Parietal lobe Parietal lobes: central and lateral sulcus on the lateral surface line between parieto-occipital sulcus and the preoccipital notch, and middle of the line above to lateral sulcus postcentral sulcus: parallel to the central sulcus sandwiched postcentral gyrus (somatosensory cenetr) with central sulcus Intraparietal sulcus: extends posteriorly from the postcentral sulcus divide parietal lobe not occupied by postcentral gyrus into superior parietal lobules and inferior parietal lobules inferior parietal lobules can further be divided into: supramarginal gyrus: surrounds the upturned ends of lateral sulcus angular gyrus: surrounds superior temporal sulcus
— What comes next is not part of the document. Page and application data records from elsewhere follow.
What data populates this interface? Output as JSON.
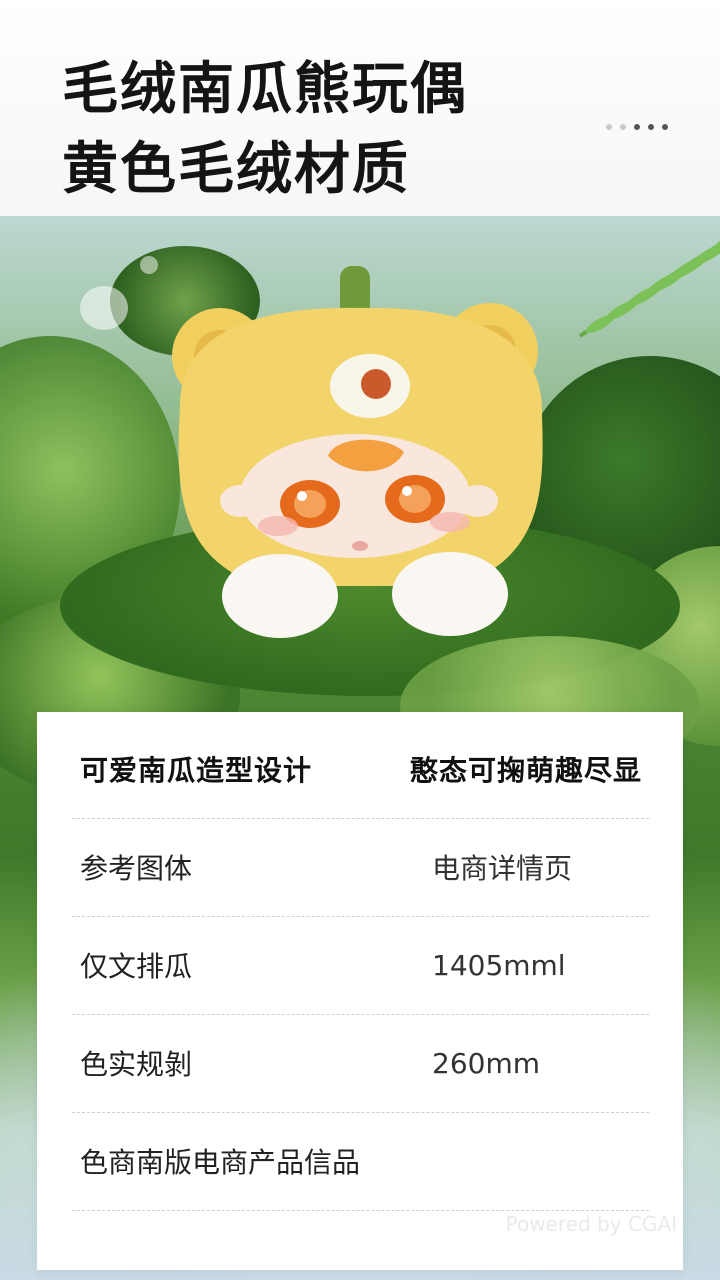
{
  "header": {
    "title_line1": "毛绒南瓜熊玩偶",
    "title_line2": "黄色毛绒材质"
  },
  "spec_table": {
    "highlights": {
      "left": "可爱南瓜造型设计",
      "right": "憨态可掬萌趣尽显"
    },
    "rows": [
      {
        "label": "参考图体",
        "value": "电商详情页"
      },
      {
        "label": "仅文排瓜",
        "value": "1405mml"
      },
      {
        "label": "色实规剝",
        "value": "260mm"
      },
      {
        "label": "色商南版电商产品信品",
        "value": ""
      }
    ]
  },
  "watermark": "Powered by CGAI",
  "colors": {
    "title": "#141414",
    "plush": "#f2d46a",
    "moss": "#4f8a35",
    "card": "#ffffff",
    "divider": "#cfcfcf"
  }
}
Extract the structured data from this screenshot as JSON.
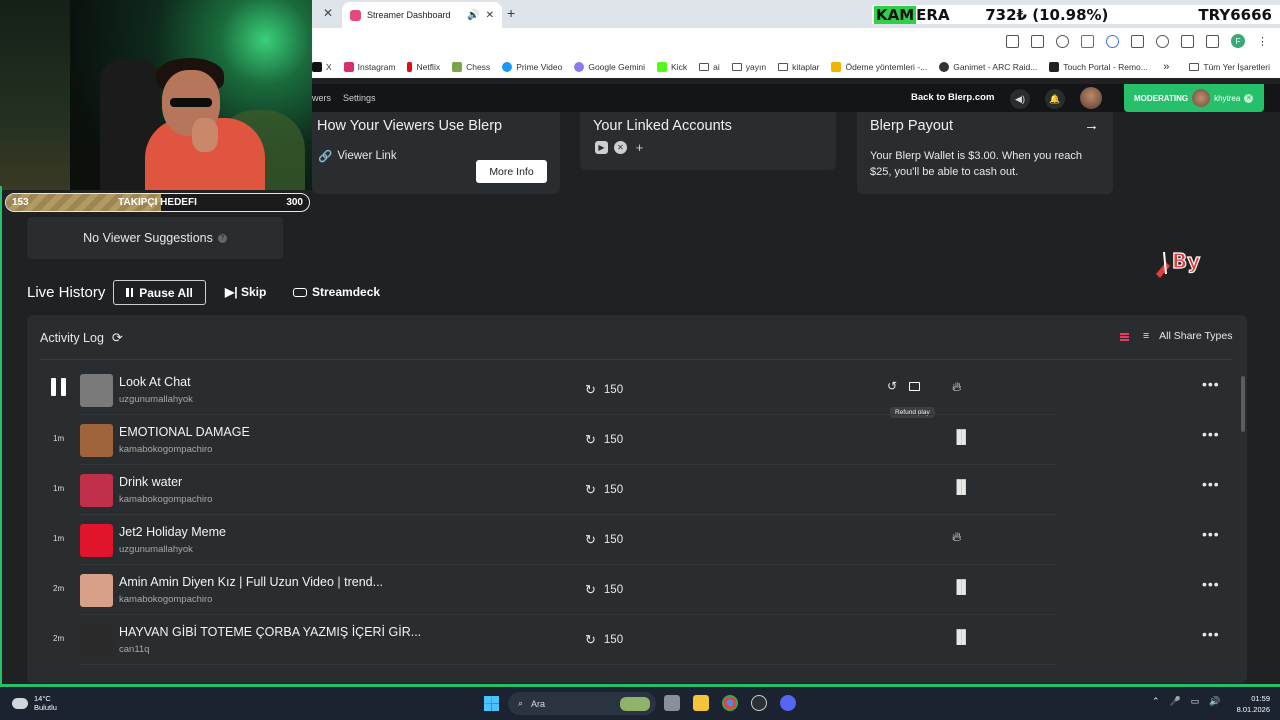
{
  "browser": {
    "tab_title": "Streamer Dashboard",
    "new_tab": "+",
    "bookmarks": [
      "X",
      "Instagram",
      "Netflix",
      "Chess",
      "Prime Video",
      "Google Gemini",
      "Kick",
      "ai",
      "yayın",
      "kitaplar",
      "Ödeme yöntemleri -...",
      "Ganimet - ARC Raid...",
      "Touch Portal - Remo..."
    ],
    "bookmarks_all": "Tüm Yer İşaretleri",
    "profile_initial": "F"
  },
  "ticker": {
    "name_highlight": "KAM",
    "name_rest": "ERA",
    "price": "732₺ (10.98%)",
    "symbol": "TRY6666"
  },
  "goal": {
    "current": "153",
    "label": "TAKIPÇI HEDEFI",
    "max": "300",
    "progress": 0.51
  },
  "header": {
    "nav_partial": "wers",
    "nav_settings": "Settings",
    "back_link": "Back to Blerp.com",
    "moderating_label": "MODERATING",
    "moderating_user": "khytrea"
  },
  "cards": {
    "viewers_title": "How Your Viewers Use Blerp",
    "viewer_link": "Viewer Link",
    "more_info": "More Info",
    "linked_title": "Your Linked Accounts",
    "payout_title": "Blerp Payout",
    "payout_text": "Your Blerp Wallet is $3.00. When you reach $25, you'll be able to cash out."
  },
  "suggestions": "No Viewer Suggestions",
  "live": {
    "title": "Live History",
    "pause_all": "Pause All",
    "skip": "Skip",
    "streamdeck": "Streamdeck"
  },
  "log": {
    "title": "Activity Log",
    "filter": "All Share Types",
    "tooltip": "Refund play",
    "rows": [
      {
        "time": "",
        "title": "Look At Chat",
        "user": "uzgunumallahyok",
        "cost": "150",
        "type": "fire",
        "playing": true,
        "thumb": "#7a7a7a"
      },
      {
        "time": "1m",
        "title": "EMOTIONAL DAMAGE",
        "user": "kamabokogompachiro",
        "cost": "150",
        "type": "bars",
        "playing": false,
        "thumb": "#a0643c"
      },
      {
        "time": "1m",
        "title": "Drink water",
        "user": "kamabokogompachiro",
        "cost": "150",
        "type": "bars",
        "playing": false,
        "thumb": "#c0304a"
      },
      {
        "time": "1m",
        "title": "Jet2 Holiday Meme",
        "user": "uzgunumallahyok",
        "cost": "150",
        "type": "fire",
        "playing": false,
        "thumb": "#e0142a"
      },
      {
        "time": "2m",
        "title": "Amin Amin Diyen Kız | Full Uzun Video | trend...",
        "user": "kamabokogompachiro",
        "cost": "150",
        "type": "bars",
        "playing": false,
        "thumb": "#d8a088"
      },
      {
        "time": "2m",
        "title": "HAYVAN GİBİ TOTEME ÇORBA YAZMIŞ İÇERİ GİR...",
        "user": "can11q",
        "cost": "150",
        "type": "bars",
        "playing": false,
        "thumb": "#2a2a2a"
      }
    ]
  },
  "taskbar": {
    "temp": "14°C",
    "weather": "Bulutlu",
    "search": "Ara",
    "time": "01:59",
    "date": "8.01.2026"
  },
  "colors": {
    "accent_green": "#27c06a",
    "background": "#1f2123",
    "card": "#2a2d30"
  }
}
Insular lobe Insular lobe covered by frontal, parietal, and temporal opercula outlined by circular sulcus, central sulcus of insula divides insula into several short gyri, one or two long gyri and limen insulae (over the stem of lateral sulcus)
Medial surfaces Cingulate gyrus: above the corpus collosum, starts beneath the genu of the corpus collasum goes back to splenium. Sulcus of the callosum (callosal sulcus) Cingulate sulcus: above the callosal sulcus Medial frontal Gyrus: separates from cingulate gyrus by cingulate sulcus
Medial surfaces Cingulate sulcus gives off paracentral sulcus then terminates into marginal and subparietal sulcus Paracentral lobule: bounded by paracentral and marginal sulci Precuneus: area above subparietal sulcus Cuneus: bounded by parieto-occipital and calcarine sulci Under the corpus collosum, convolution extends from occipital pole
Inferior surface lingual gyrus: between collateral sulcus and calcarine sulcus. The anterior part is called parahippocampal gyrus, which lateral to uncus. Rhinal sulcus, located at the lateral edge of the parahipocampal gyrus, defines the entorhinal area, which belongs to both limbic system and olfactory system. occipitotemporal sulcus: intervenes the medial occipitotemporal gyrus and lateral occipitotemporal gyrus Orbital surface of the frontal lobe: gyrus rectus: medial to the olfactory sulcus
Inferior surface orbital gyri: lateral to the olfactory sulcus uncus: above the parahippocampal gyrus isthmus: underneath the splenium of corpus callosum, connects cingulate and parahippocampal gyri
Cerebellum The region around the midline is called vermis (superior and inferior vermis) and the reminder is referred as hemispheres. Three main lobes –Flocculonodular lobe: includes nodule and Flocculus located in between anterior lobe and posterior lobe –Anterior lobe –Posterior lobe